[Start of section]

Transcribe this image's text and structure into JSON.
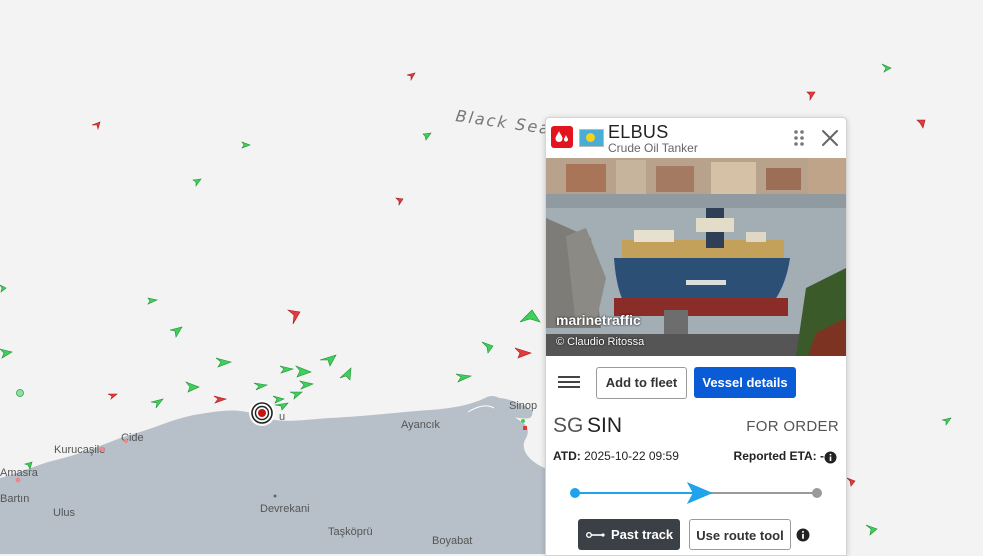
{
  "map": {
    "sea_label": "Black Sea",
    "places": [
      "Sinop",
      "Ayancık",
      "Cide",
      "Kurucaşile",
      "Amasra",
      "Bartın",
      "Ulus",
      "Devrekani",
      "Taşköprü",
      "Boyabat",
      "u"
    ],
    "colors": {
      "land": "#b7c0c8",
      "water": "#f3f3f3",
      "tanker": "#e33b3b",
      "cargo": "#3fcf5b"
    }
  },
  "vessel": {
    "name": "ELBUS",
    "type": "Crude Oil Tanker",
    "type_badge_icon": "oil-drop-icon",
    "flag_icon": "palau-flag-icon",
    "photo_logo": "marinetraffic",
    "photo_credit": "© Claudio Ritossa",
    "port_country": "SG",
    "port_code": "SIN",
    "destination": "FOR ORDER",
    "atd_label": "ATD:",
    "atd_value": "2025-10-22 09:59",
    "eta_label": "Reported ETA:",
    "eta_value": "-",
    "voyage_progress": 0.52
  },
  "actions": {
    "add_to_fleet": "Add to fleet",
    "vessel_details": "Vessel details",
    "past_track": "Past track",
    "route_tool": "Use route tool"
  },
  "colors": {
    "primary": "#0a5bd6",
    "dark_button": "#3b3f46",
    "progress": "#1fa3ea"
  }
}
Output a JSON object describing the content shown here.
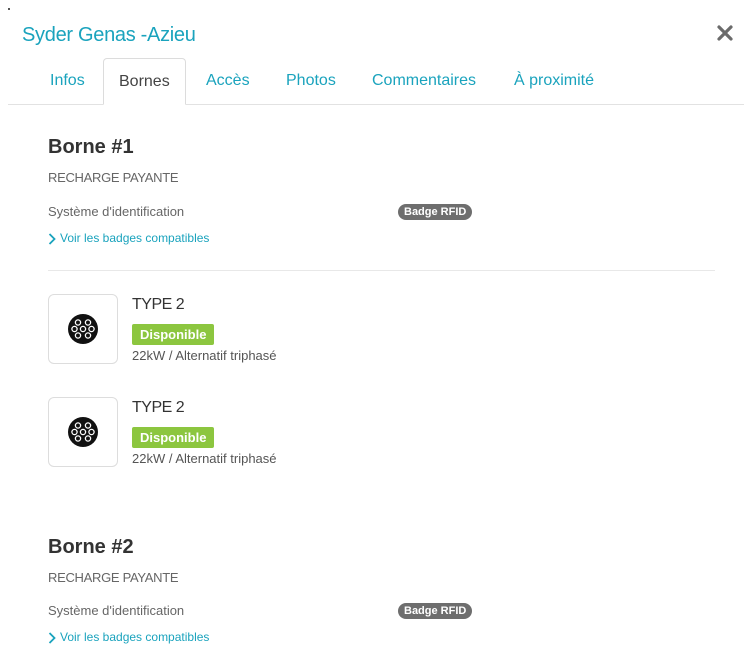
{
  "header": {
    "title": "Syder Genas -Azieu"
  },
  "tabs": [
    {
      "label": "Infos",
      "active": false
    },
    {
      "label": "Bornes",
      "active": true
    },
    {
      "label": "Accès",
      "active": false
    },
    {
      "label": "Photos",
      "active": false
    },
    {
      "label": "Commentaires",
      "active": false
    },
    {
      "label": "À proximité",
      "active": false
    }
  ],
  "bornes": [
    {
      "title": "Borne #1",
      "subtitle": "RECHARGE PAYANTE",
      "ident_label": "Système d'identification",
      "ident_badge": "Badge RFID",
      "link": "Voir les badges compatibles",
      "connectors": [
        {
          "type": "TYPE 2",
          "status": "Disponible",
          "power": "22kW  / Alternatif triphasé",
          "icon": "type2-connector-icon"
        },
        {
          "type": "TYPE 2",
          "status": "Disponible",
          "power": "22kW  / Alternatif triphasé",
          "icon": "type2-connector-icon"
        }
      ]
    },
    {
      "title": "Borne #2",
      "subtitle": "RECHARGE PAYANTE",
      "ident_label": "Système d'identification",
      "ident_badge": "Badge RFID",
      "link": "Voir les badges compatibles"
    }
  ],
  "colors": {
    "accent": "#1aa3bd",
    "available": "#8cc63f",
    "badge": "#6e6e6e"
  }
}
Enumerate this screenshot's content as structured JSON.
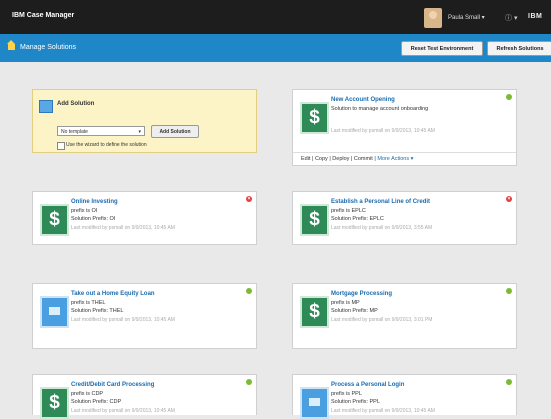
{
  "header": {
    "app_title": "IBM Case Manager",
    "user": "Paula Small ▾",
    "help": "ⓘ ▾",
    "brand": "IBM"
  },
  "subheader": {
    "crumb": "Manage Solutions",
    "reset_label": "Reset Test Environment",
    "refresh_label": "Refresh Solutions"
  },
  "add_solution": {
    "title": "Add Solution",
    "template_value": "No template",
    "add_label": "Add Solution",
    "wizard_label": "Use the wizard to define the solution"
  },
  "featured": {
    "title": "New Account Opening",
    "desc": "Solution to manage account onboarding",
    "modified": "Last modified by psmall on 9/9/2013, 10:45 AM",
    "actions": "Edit | Copy | Deploy | Commit |",
    "more": "More Actions ▾"
  },
  "solutions": [
    {
      "title": "Online Investing",
      "l1": "prefix is OI",
      "l2": "Solution Prefix: OI",
      "modified": "Last modified by psmall on 9/9/2013, 10:45 AM",
      "status": "error"
    },
    {
      "title": "Establish a Personal Line of Credit",
      "l1": "prefix is EPLC",
      "l2": "Solution Prefix: EPLC",
      "modified": "Last modified by psmall on 9/9/2013, 3:55 AM",
      "status": "error"
    },
    {
      "title": "Take out a Home Equity Loan",
      "l1": "prefix is THEL",
      "l2": "Solution Prefix: THEL",
      "modified": "Last modified by psmall on 9/9/2013, 10:45 AM",
      "status": "ok"
    },
    {
      "title": "Mortgage Processing",
      "l1": "prefix is MP",
      "l2": "Solution Prefix: MP",
      "modified": "Last modified by psmall on 9/9/2013, 3:01 PM",
      "status": "ok"
    },
    {
      "title": "Credit/Debit Card Processing",
      "l1": "prefix is CDP",
      "l2": "Solution Prefix: CDP",
      "modified": "Last modified by psmall on 9/9/2013, 10:45 AM",
      "status": "ok"
    },
    {
      "title": "Process a Personal Login",
      "l1": "prefix is PPL",
      "l2": "Solution Prefix: PPL",
      "modified": "Last modified by psmall on 9/9/2013, 10:45 AM",
      "status": "ok"
    }
  ],
  "icons": {
    "status_ok": "green-dot",
    "status_error": "red-x"
  },
  "colors": {
    "top_bar": "#1d1d1d",
    "blue_bar": "#1f86c8",
    "link": "#1a6cb0",
    "ok": "#7bbb33",
    "error": "#e04040",
    "dollar": "#2e8b57"
  }
}
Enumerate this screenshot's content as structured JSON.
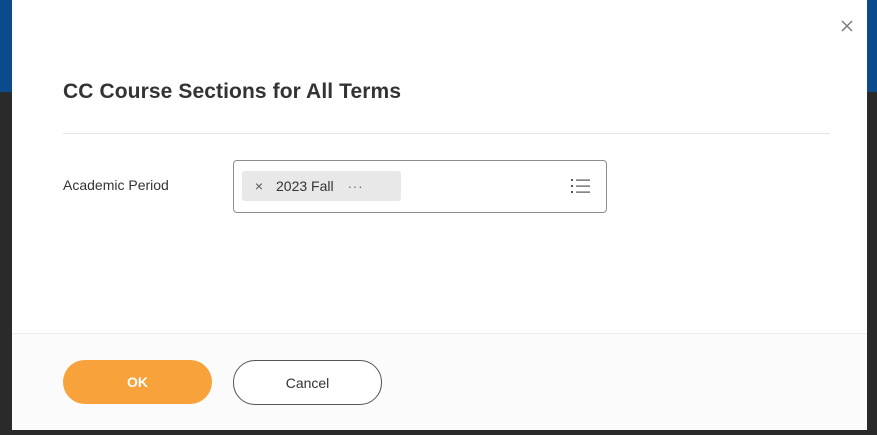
{
  "dialog": {
    "title": "CC Course Sections for All Terms",
    "close_icon": "close-icon"
  },
  "form": {
    "academic_period": {
      "label": "Academic Period",
      "selected": [
        {
          "value": "2023 Fall",
          "remove_icon": "x-icon",
          "more": "···"
        }
      ],
      "list_icon": "list-icon"
    }
  },
  "footer": {
    "ok_label": "OK",
    "cancel_label": "Cancel"
  },
  "colors": {
    "ok_button": "#f7a23b",
    "header_bar": "#0b4a8b"
  }
}
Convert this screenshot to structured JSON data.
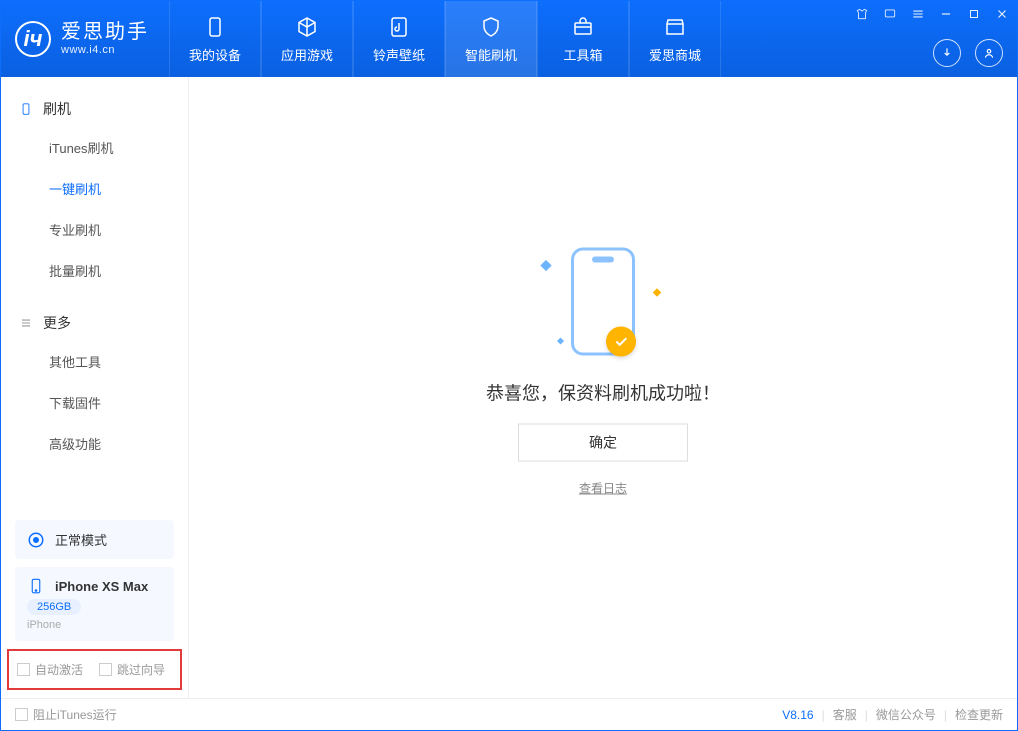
{
  "app": {
    "title": "爱思助手",
    "subtitle": "www.i4.cn"
  },
  "nav": {
    "items": [
      {
        "label": "我的设备"
      },
      {
        "label": "应用游戏"
      },
      {
        "label": "铃声壁纸"
      },
      {
        "label": "智能刷机"
      },
      {
        "label": "工具箱"
      },
      {
        "label": "爱思商城"
      }
    ]
  },
  "sidebar": {
    "group1_title": "刷机",
    "group1_items": [
      "iTunes刷机",
      "一键刷机",
      "专业刷机",
      "批量刷机"
    ],
    "group2_title": "更多",
    "group2_items": [
      "其他工具",
      "下载固件",
      "高级功能"
    ]
  },
  "mode": {
    "label": "正常模式"
  },
  "device": {
    "name": "iPhone XS Max",
    "capacity": "256GB",
    "type": "iPhone"
  },
  "options": {
    "auto_activate": "自动激活",
    "skip_guide": "跳过向导"
  },
  "main": {
    "success_msg": "恭喜您，保资料刷机成功啦！",
    "ok_btn": "确定",
    "log_link": "查看日志"
  },
  "footer": {
    "block_itunes": "阻止iTunes运行",
    "version": "V8.16",
    "support": "客服",
    "wechat": "微信公众号",
    "update": "检查更新"
  }
}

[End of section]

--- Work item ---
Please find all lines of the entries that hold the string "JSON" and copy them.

--- Response to the exercise ---
Transcribe this image's text and structure into JSON.
Output a JSON object describing the content shown here.
Enumerate this screenshot's content as structured JSON.
Enumerate this screenshot's content as structured JSON.
Convert this screenshot to structured JSON data.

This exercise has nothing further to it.